### Assignment
You are to retype all of the data exactly as it appears.
******************************
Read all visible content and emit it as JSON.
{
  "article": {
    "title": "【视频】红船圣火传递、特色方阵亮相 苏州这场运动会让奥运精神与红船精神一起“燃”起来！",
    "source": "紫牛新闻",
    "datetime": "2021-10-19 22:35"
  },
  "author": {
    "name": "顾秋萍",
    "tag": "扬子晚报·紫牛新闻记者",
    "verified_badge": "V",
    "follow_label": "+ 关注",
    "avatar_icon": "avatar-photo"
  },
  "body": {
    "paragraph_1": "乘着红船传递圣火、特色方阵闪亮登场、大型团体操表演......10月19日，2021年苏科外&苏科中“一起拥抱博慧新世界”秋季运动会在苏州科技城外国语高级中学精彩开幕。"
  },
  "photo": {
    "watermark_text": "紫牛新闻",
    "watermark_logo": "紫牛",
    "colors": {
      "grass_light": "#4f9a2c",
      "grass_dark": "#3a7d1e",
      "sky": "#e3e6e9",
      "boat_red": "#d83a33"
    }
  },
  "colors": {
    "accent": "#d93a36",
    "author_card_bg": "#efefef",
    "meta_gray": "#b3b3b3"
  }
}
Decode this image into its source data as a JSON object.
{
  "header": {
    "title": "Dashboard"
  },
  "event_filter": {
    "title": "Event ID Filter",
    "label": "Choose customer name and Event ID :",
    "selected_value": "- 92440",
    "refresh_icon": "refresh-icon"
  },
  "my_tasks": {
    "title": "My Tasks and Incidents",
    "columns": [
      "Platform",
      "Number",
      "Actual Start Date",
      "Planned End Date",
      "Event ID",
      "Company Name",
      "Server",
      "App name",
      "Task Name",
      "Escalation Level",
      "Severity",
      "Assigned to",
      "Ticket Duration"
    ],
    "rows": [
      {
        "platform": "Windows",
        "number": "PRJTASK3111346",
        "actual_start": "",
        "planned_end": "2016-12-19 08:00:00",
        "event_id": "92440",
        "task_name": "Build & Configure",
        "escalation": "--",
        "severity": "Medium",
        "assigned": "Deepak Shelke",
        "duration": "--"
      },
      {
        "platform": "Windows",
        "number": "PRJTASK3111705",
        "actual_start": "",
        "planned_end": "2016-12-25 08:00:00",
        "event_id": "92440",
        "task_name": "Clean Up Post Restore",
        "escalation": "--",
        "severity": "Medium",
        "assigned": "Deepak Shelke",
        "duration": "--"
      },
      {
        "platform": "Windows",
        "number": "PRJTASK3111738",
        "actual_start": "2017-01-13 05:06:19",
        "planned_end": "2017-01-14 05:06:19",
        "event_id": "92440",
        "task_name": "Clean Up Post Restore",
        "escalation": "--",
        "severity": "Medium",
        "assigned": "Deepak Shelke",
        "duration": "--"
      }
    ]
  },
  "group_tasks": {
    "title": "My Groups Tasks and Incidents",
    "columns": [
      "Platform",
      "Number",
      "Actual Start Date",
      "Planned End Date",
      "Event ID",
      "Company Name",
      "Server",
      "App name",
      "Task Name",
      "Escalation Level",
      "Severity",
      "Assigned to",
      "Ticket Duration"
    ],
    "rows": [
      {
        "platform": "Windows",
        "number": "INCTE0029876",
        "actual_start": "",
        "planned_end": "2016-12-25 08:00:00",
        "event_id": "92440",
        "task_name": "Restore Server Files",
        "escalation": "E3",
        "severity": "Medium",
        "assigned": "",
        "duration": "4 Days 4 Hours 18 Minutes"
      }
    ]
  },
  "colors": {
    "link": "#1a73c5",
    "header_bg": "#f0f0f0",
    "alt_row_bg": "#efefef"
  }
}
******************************
### Reply to the task
Read all visible content and emit it as JSON.
{
  "article": {
    "title": "【视频】红船圣火传递、特色方阵亮相 苏州这场运动会让奥运精神与红船精神一起“燃”起来！",
    "source": "紫牛新闻",
    "datetime": "2021-10-19 22:35"
  },
  "author": {
    "name": "顾秋萍",
    "tag": "扬子晚报·紫牛新闻记者",
    "verified_badge": "V",
    "follow_label": "+ 关注",
    "avatar_icon": "avatar-photo"
  },
  "body": {
    "paragraph_1": "乘着红船传递圣火、特色方阵闪亮登场、大型团体操表演......10月19日，2021年苏科外&苏科中“一起拥抱博慧新世界”秋季运动会在苏州科技城外国语高级中学精彩开幕。"
  },
  "photo": {
    "watermark_text": "紫牛新闻",
    "watermark_logo": "紫牛",
    "colors": {
      "grass_light": "#4f9a2c",
      "grass_dark": "#3a7d1e",
      "sky": "#e3e6e9",
      "boat_red": "#d83a33"
    }
  },
  "colors": {
    "accent": "#d93a36",
    "author_card_bg": "#efefef",
    "meta_gray": "#b3b3b3"
  }
}
Decode this image into its source data as a JSON object.
{
  "header": {
    "title": "Dashboard"
  },
  "event_filter": {
    "title": "Event ID Filter",
    "label": "Choose customer name and Event ID :",
    "selected_value": "- 92440",
    "refresh_icon": "refresh-icon"
  },
  "my_tasks": {
    "title": "My Tasks and Incidents",
    "columns": [
      "Platform",
      "Number",
      "Actual Start Date",
      "Planned End Date",
      "Event ID",
      "Company Name",
      "Server",
      "App name",
      "Task Name",
      "Escalation Level",
      "Severity",
      "Assigned to",
      "Ticket Duration"
    ],
    "rows": [
      {
        "platform": "Windows",
        "number": "PRJTASK3111346",
        "actual_start": "",
        "planned_end": "2016-12-19 08:00:00",
        "event_id": "92440",
        "task_name": "Build & Configure",
        "escalation": "--",
        "severity": "Medium",
        "assigned": "Deepak Shelke",
        "duration": "--"
      },
      {
        "platform": "Windows",
        "number": "PRJTASK3111705",
        "actual_start": "",
        "planned_end": "2016-12-25 08:00:00",
        "event_id": "92440",
        "task_name": "Clean Up Post Restore",
        "escalation": "--",
        "severity": "Medium",
        "assigned": "Deepak Shelke",
        "duration": "--"
      },
      {
        "platform": "Windows",
        "number": "PRJTASK3111738",
        "actual_start": "2017-01-13 05:06:19",
        "planned_end": "2017-01-14 05:06:19",
        "event_id": "92440",
        "task_name": "Clean Up Post Restore",
        "escalation": "--",
        "severity": "Medium",
        "assigned": "Deepak Shelke",
        "duration": "--"
      }
    ]
  },
  "group_tasks": {
    "title": "My Groups Tasks and Incidents",
    "columns": [
      "Platform",
      "Number",
      "Actual Start Date",
      "Planned End Date",
      "Event ID",
      "Company Name",
      "Server",
      "App name",
      "Task Name",
      "Escalation Level",
      "Severity",
      "Assigned to",
      "Ticket Duration"
    ],
    "rows": [
      {
        "platform": "Windows",
        "number": "INCTE0029876",
        "actual_start": "",
        "planned_end": "2016-12-25 08:00:00",
        "event_id": "92440",
        "task_name": "Restore Server Files",
        "escalation": "E3",
        "severity": "Medium",
        "assigned": "",
        "duration": "4 Days 4 Hours 18 Minutes"
      }
    ]
  },
  "colors": {
    "link": "#1a73c5",
    "header_bg": "#f0f0f0",
    "alt_row_bg": "#efefef"
  }
}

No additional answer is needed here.